_ASSIGNMENT_. Answer with nothing except the number of lines in the listing that include the word "left".

▽

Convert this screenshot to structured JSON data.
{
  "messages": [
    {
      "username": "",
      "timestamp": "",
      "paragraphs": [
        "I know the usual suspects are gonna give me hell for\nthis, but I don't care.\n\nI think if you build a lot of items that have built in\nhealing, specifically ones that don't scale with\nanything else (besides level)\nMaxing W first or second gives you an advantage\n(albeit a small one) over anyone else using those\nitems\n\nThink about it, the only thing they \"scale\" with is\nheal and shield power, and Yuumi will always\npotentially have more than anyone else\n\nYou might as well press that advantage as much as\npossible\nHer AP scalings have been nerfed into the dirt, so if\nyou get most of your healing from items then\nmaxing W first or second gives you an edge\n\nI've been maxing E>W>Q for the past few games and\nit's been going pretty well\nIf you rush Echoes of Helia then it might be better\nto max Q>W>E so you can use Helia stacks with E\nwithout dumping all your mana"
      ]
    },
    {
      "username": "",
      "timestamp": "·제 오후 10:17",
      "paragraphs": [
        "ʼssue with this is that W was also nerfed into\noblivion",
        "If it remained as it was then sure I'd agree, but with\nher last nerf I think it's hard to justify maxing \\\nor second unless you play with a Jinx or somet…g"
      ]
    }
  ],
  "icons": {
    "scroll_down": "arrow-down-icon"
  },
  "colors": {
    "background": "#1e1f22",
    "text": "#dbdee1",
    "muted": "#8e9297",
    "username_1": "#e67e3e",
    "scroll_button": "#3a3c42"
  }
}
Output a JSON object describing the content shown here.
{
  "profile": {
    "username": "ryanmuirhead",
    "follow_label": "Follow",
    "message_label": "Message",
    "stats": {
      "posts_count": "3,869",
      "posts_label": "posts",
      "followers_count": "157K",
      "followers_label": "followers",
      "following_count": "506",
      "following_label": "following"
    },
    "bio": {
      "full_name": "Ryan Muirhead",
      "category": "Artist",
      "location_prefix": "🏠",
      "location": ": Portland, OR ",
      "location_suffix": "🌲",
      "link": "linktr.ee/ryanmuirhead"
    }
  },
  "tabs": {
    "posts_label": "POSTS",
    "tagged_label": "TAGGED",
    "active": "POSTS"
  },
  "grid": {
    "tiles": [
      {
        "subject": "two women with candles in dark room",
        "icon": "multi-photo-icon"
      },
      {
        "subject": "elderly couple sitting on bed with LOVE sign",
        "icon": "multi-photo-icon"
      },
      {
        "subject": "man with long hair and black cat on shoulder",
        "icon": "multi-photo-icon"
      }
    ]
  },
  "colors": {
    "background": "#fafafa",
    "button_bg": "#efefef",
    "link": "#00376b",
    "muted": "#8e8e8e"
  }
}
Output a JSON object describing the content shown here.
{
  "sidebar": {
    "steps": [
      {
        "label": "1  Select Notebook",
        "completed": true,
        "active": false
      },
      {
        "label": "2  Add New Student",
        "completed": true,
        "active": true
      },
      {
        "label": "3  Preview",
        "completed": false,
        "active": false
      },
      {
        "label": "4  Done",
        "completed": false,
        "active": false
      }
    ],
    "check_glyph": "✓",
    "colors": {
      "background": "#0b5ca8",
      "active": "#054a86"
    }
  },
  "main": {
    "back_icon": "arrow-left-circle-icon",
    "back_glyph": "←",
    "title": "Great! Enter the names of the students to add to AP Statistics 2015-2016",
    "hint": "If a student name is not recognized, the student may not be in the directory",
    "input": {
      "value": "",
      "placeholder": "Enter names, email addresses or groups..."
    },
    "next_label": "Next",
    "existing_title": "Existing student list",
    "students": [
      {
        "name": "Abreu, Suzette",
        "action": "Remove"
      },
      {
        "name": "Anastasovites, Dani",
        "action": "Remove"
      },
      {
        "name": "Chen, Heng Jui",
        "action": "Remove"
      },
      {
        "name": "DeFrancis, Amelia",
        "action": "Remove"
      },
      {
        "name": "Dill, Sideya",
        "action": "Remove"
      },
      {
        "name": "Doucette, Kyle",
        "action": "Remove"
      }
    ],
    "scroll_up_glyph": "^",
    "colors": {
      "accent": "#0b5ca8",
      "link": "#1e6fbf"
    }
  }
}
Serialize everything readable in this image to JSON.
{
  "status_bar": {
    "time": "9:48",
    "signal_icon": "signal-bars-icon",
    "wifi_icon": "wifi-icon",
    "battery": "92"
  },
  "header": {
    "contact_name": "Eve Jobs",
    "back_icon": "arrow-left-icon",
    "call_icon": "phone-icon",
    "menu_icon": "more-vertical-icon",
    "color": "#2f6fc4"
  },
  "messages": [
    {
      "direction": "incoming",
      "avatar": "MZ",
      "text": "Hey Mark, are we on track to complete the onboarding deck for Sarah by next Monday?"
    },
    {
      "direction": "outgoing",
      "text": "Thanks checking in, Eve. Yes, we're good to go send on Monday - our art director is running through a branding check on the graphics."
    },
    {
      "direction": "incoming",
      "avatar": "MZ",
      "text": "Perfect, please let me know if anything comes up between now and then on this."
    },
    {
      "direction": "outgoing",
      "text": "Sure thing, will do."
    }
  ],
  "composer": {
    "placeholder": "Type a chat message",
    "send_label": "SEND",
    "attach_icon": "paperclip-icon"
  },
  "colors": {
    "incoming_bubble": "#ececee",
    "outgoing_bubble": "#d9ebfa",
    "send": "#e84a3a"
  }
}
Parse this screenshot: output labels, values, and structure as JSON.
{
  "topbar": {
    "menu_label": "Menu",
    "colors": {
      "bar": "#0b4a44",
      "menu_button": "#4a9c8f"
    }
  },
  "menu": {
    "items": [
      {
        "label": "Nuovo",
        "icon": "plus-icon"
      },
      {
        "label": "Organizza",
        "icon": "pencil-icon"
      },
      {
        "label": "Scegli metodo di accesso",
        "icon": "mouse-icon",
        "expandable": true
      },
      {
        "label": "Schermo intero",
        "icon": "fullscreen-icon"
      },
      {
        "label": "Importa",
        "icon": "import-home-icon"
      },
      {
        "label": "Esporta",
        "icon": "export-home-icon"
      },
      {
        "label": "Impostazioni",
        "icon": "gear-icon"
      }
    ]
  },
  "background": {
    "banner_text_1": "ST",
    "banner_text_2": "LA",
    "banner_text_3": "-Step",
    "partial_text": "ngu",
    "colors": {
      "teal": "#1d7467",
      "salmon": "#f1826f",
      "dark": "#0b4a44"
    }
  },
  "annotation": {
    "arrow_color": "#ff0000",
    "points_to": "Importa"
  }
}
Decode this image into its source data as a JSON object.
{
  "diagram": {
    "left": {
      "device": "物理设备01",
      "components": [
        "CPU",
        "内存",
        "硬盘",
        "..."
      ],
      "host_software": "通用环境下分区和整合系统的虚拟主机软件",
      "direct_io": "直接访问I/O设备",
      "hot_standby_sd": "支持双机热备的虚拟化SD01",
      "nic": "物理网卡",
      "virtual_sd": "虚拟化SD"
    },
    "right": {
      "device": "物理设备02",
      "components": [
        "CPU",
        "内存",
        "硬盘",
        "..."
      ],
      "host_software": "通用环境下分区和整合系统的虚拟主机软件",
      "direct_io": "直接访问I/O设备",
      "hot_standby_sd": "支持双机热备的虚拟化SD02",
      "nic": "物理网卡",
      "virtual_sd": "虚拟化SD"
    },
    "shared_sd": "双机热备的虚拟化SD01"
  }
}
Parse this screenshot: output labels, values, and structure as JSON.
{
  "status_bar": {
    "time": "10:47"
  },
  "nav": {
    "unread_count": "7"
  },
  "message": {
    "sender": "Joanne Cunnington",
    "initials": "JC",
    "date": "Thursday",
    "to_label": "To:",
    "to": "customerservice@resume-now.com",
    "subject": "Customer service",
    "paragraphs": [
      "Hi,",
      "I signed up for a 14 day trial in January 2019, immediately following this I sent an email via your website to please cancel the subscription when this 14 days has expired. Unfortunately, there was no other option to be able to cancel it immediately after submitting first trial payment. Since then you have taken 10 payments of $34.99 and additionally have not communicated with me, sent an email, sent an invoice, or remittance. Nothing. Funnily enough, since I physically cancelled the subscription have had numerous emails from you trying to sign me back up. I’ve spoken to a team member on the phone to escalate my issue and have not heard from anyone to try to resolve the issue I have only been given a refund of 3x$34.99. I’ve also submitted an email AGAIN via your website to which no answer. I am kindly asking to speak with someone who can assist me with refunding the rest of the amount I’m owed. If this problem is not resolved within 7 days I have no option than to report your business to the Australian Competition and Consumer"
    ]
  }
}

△

_TASK OUTPUT_. 3